**Assignment**.
The whole listing should be retyped word for word, apart from the pictures it holds.

**Data provided**.

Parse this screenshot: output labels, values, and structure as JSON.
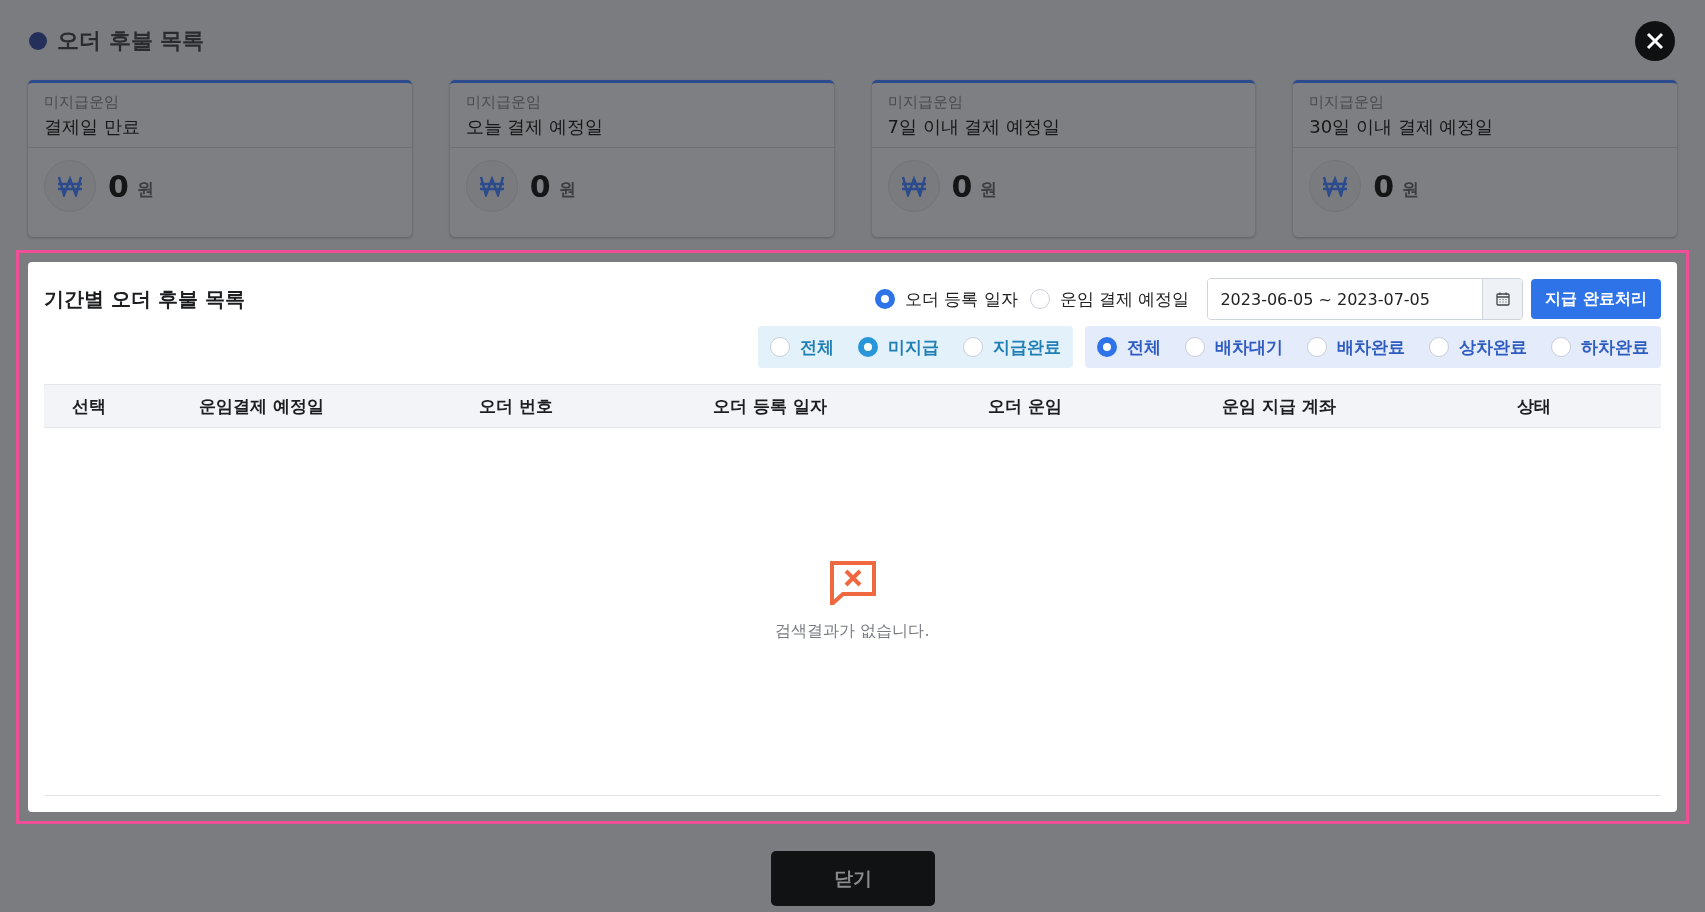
{
  "title": "오더 후불 목록",
  "cards": [
    {
      "caption": "미지급운임",
      "label": "결제일 만료",
      "amount": "0",
      "unit": "원"
    },
    {
      "caption": "미지급운임",
      "label": "오늘 결제 예정일",
      "amount": "0",
      "unit": "원"
    },
    {
      "caption": "미지급운임",
      "label": "7일 이내 결제 예정일",
      "amount": "0",
      "unit": "원"
    },
    {
      "caption": "미지급운임",
      "label": "30일 이내 결제 예정일",
      "amount": "0",
      "unit": "원"
    }
  ],
  "panel": {
    "title": "기간별 오더 후불 목록",
    "date_basis": [
      {
        "label": "오더 등록 일자",
        "selected": true
      },
      {
        "label": "운임 결제 예정일",
        "selected": false
      }
    ],
    "date_range": "2023-06-05 ~ 2023-07-05",
    "action_button": "지급 완료처리",
    "payment_filter": [
      {
        "label": "전체",
        "selected": false
      },
      {
        "label": "미지급",
        "selected": true
      },
      {
        "label": "지급완료",
        "selected": false
      }
    ],
    "status_filter": [
      {
        "label": "전체",
        "selected": true
      },
      {
        "label": "배차대기",
        "selected": false
      },
      {
        "label": "배차완료",
        "selected": false
      },
      {
        "label": "상차완료",
        "selected": false
      },
      {
        "label": "하차완료",
        "selected": false
      }
    ],
    "table": {
      "columns": [
        "선택",
        "운임결제 예정일",
        "오더 번호",
        "오더 등록 일자",
        "오더 운임",
        "운임 지급 계좌",
        "상태"
      ],
      "empty_message": "검색결과가 없습니다."
    }
  },
  "footer_button": "닫기"
}
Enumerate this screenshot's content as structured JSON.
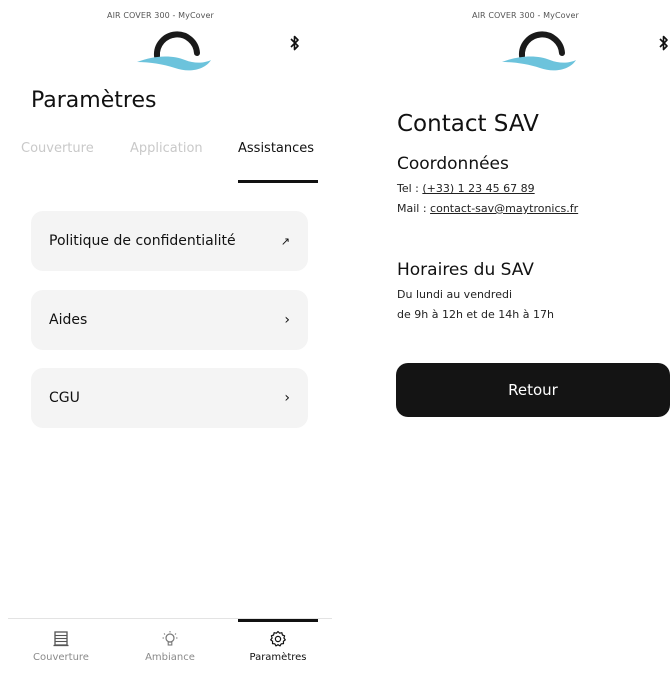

**Task answer**.
Parse this screenshot: output labels, values, and structure as JSON.
{
  "title": "오더 후불 목록",
  "cards": [
    {
      "caption": "미지급운임",
      "label": "결제일 만료",
      "amount": "0",
      "unit": "원"
    },
    {
      "caption": "미지급운임",
      "label": "오늘 결제 예정일",
      "amount": "0",
      "unit": "원"
    },
    {
      "caption": "미지급운임",
      "label": "7일 이내 결제 예정일",
      "amount": "0",
      "unit": "원"
    },
    {
      "caption": "미지급운임",
      "label": "30일 이내 결제 예정일",
      "amount": "0",
      "unit": "원"
    }
  ],
  "panel": {
    "title": "기간별 오더 후불 목록",
    "date_basis": [
      {
        "label": "오더 등록 일자",
        "selected": true
      },
      {
        "label": "운임 결제 예정일",
        "selected": false
      }
    ],
    "date_range": "2023-06-05 ~ 2023-07-05",
    "action_button": "지급 완료처리",
    "payment_filter": [
      {
        "label": "전체",
        "selected": false
      },
      {
        "label": "미지급",
        "selected": true
      },
      {
        "label": "지급완료",
        "selected": false
      }
    ],
    "status_filter": [
      {
        "label": "전체",
        "selected": true
      },
      {
        "label": "배차대기",
        "selected": false
      },
      {
        "label": "배차완료",
        "selected": false
      },
      {
        "label": "상차완료",
        "selected": false
      },
      {
        "label": "하차완료",
        "selected": false
      }
    ],
    "table": {
      "columns": [
        "선택",
        "운임결제 예정일",
        "오더 번호",
        "오더 등록 일자",
        "오더 운임",
        "운임 지급 계좌",
        "상태"
      ],
      "empty_message": "검색결과가 없습니다."
    }
  },
  "footer_button": "닫기"
}
Enumerate this screenshot's content as structured JSON.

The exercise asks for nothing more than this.